* _Records for this task_:
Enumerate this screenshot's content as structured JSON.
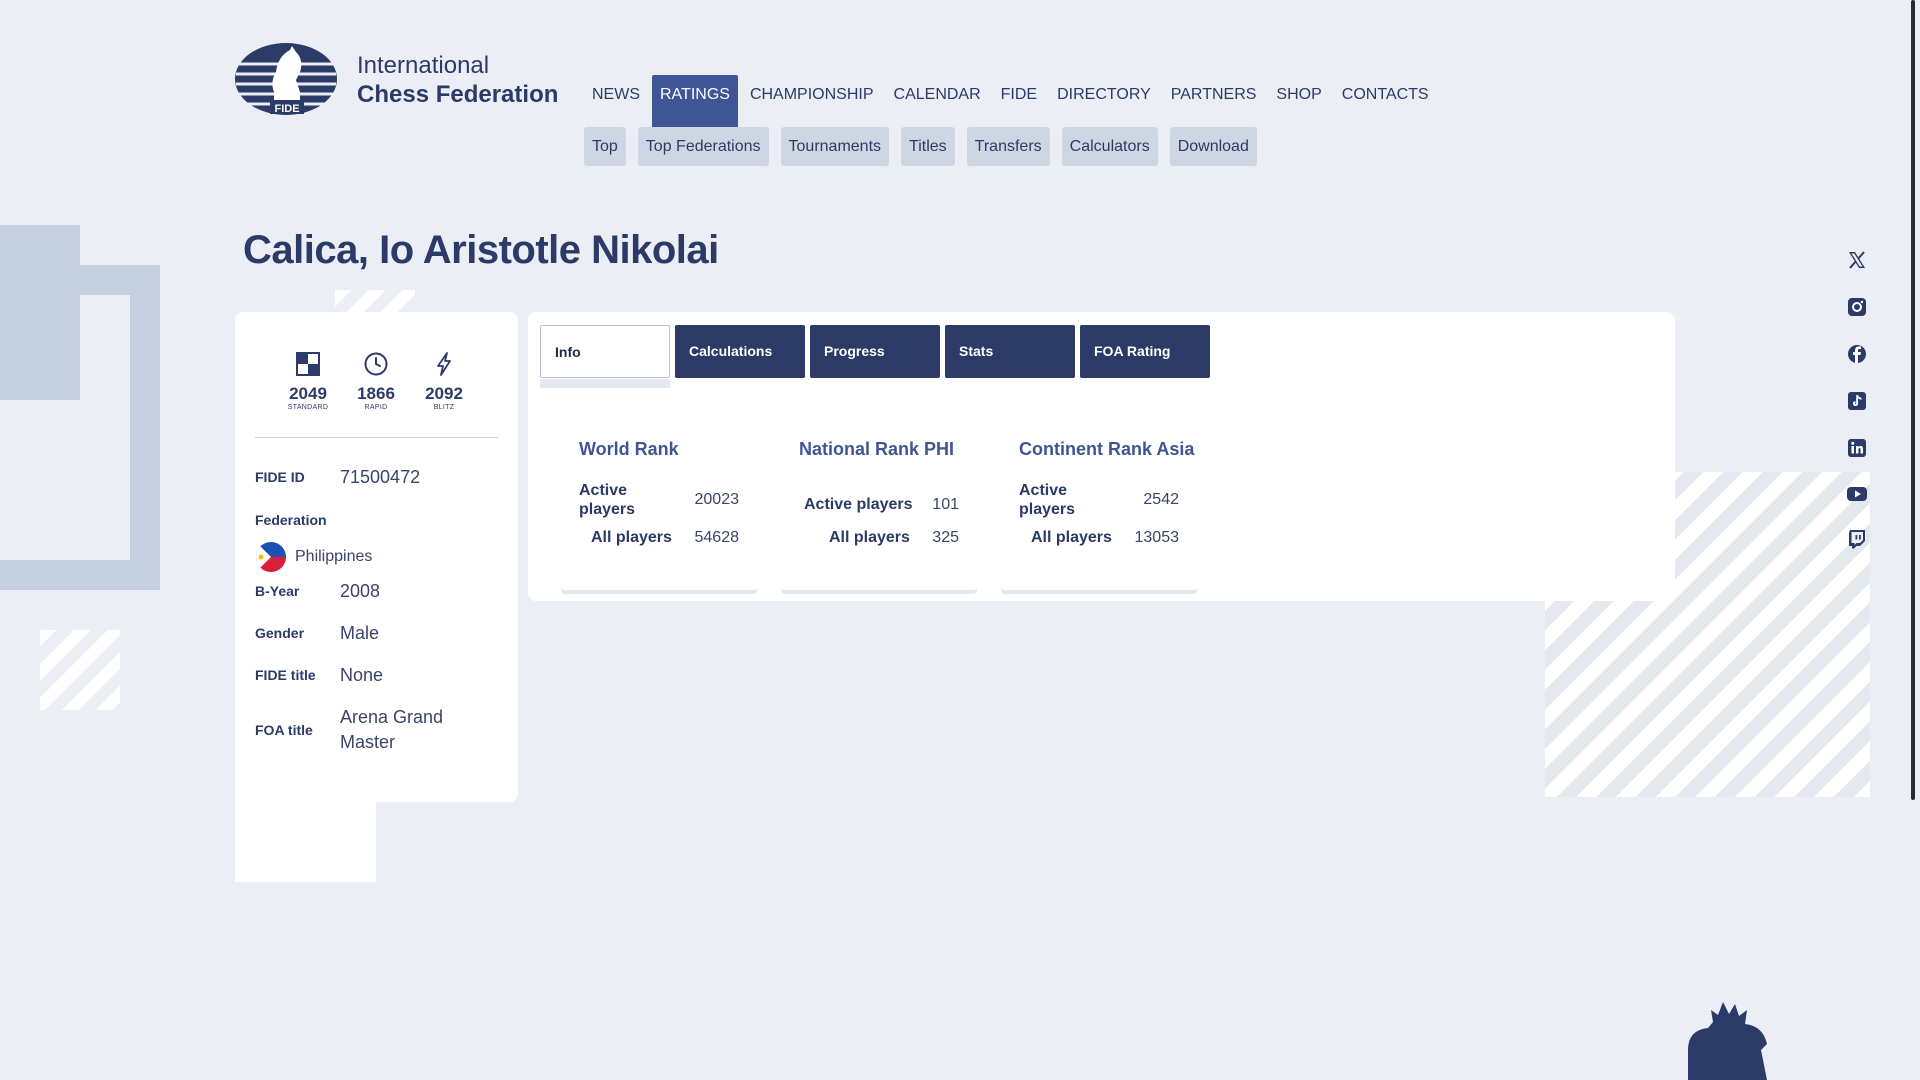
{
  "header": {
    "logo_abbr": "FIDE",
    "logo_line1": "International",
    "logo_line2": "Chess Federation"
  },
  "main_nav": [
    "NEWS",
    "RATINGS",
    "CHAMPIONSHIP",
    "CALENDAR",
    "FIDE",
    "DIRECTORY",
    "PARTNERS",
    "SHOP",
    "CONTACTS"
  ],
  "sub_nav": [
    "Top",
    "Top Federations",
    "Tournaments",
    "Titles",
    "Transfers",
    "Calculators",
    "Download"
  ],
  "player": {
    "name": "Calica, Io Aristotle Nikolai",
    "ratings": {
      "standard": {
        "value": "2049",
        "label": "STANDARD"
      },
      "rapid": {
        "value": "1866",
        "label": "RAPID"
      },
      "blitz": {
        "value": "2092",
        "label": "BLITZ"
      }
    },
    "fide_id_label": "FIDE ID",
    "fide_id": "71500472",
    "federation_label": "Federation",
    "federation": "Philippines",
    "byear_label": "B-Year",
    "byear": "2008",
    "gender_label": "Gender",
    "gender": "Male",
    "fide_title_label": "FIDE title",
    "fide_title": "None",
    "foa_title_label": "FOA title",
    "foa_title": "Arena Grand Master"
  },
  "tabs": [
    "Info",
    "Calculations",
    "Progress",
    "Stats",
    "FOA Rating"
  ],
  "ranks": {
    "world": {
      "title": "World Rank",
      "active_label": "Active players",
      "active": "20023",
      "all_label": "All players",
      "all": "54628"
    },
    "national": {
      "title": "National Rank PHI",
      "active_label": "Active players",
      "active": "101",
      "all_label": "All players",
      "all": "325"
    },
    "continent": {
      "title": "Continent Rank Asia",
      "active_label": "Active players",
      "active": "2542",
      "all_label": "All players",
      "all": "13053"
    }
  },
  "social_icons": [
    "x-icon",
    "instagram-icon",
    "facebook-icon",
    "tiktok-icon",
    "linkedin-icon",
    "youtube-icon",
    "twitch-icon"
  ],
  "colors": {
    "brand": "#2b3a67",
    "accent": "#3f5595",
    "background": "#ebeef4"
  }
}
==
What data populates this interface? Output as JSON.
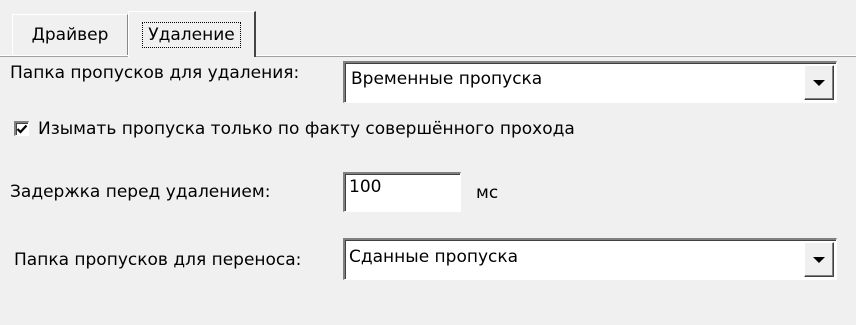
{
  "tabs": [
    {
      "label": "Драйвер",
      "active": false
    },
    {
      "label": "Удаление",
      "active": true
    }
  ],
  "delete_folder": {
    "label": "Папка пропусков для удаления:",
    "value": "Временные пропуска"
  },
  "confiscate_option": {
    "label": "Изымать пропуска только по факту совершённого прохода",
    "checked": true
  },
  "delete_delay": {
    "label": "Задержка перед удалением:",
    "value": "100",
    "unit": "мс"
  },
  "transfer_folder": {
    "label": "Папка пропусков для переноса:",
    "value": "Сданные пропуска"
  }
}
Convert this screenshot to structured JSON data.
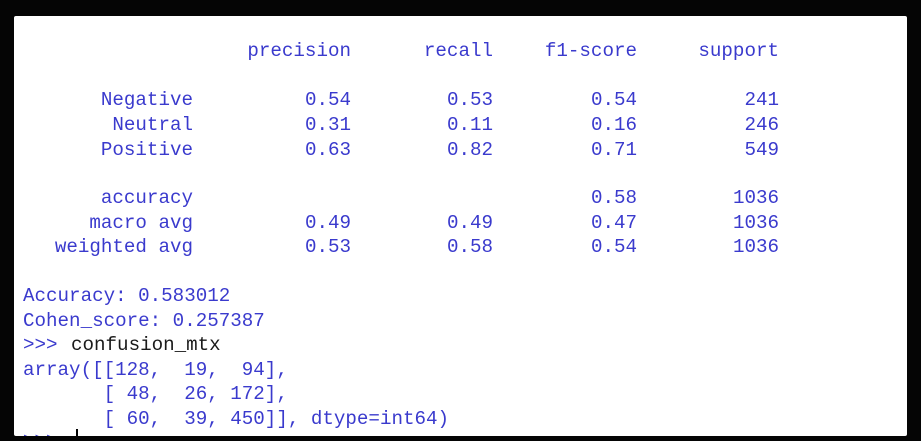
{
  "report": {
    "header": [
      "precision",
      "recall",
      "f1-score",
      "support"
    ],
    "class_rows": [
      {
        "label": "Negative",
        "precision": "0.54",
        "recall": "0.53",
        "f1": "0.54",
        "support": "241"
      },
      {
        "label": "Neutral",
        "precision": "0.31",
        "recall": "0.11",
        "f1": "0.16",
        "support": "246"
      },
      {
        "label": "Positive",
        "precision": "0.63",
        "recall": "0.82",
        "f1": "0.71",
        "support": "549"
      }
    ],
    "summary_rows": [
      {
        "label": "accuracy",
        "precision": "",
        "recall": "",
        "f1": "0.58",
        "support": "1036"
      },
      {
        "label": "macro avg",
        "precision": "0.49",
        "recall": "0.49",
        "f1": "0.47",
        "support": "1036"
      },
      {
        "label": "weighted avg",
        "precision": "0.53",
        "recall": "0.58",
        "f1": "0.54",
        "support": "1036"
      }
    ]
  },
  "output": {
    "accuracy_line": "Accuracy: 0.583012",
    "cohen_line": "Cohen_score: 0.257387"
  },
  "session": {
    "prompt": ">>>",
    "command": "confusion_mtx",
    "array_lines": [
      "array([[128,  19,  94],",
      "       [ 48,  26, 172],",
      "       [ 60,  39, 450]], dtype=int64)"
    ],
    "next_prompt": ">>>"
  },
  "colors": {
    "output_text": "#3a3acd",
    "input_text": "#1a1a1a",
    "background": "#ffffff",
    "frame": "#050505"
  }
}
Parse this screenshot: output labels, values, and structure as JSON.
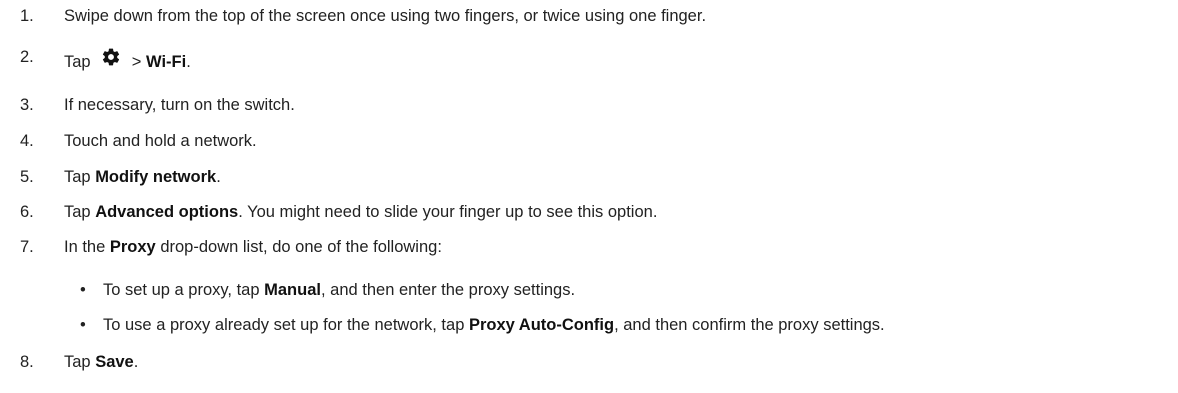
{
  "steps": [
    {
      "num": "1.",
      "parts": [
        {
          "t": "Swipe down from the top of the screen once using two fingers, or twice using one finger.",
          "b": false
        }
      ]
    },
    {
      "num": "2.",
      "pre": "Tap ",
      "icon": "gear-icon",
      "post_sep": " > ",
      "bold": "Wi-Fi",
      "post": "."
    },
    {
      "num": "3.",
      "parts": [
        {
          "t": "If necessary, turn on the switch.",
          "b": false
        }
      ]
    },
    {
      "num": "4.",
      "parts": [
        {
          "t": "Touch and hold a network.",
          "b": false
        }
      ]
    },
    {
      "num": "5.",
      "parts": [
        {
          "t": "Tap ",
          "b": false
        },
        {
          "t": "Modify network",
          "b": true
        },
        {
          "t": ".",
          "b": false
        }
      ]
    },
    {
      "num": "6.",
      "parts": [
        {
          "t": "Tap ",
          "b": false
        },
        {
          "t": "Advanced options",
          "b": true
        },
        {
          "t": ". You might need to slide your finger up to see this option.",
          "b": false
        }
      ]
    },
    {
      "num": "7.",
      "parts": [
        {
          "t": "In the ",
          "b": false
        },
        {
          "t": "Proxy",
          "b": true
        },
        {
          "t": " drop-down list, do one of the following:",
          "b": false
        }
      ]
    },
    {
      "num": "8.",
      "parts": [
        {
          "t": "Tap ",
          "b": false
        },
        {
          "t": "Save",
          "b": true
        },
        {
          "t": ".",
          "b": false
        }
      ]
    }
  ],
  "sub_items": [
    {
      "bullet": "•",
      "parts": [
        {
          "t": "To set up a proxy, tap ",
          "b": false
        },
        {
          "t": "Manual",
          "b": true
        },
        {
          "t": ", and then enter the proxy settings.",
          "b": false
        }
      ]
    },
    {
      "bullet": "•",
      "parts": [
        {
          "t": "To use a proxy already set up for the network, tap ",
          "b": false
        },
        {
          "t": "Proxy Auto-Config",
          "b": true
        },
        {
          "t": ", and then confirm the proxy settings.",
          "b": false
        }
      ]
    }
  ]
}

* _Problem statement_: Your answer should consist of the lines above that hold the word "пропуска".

* _Solution to this problem_:
    "value": "Временные пропуска"
    "label": "Изымать пропуска только по факту совершённого прохода",
    "value": "Сданные пропуска"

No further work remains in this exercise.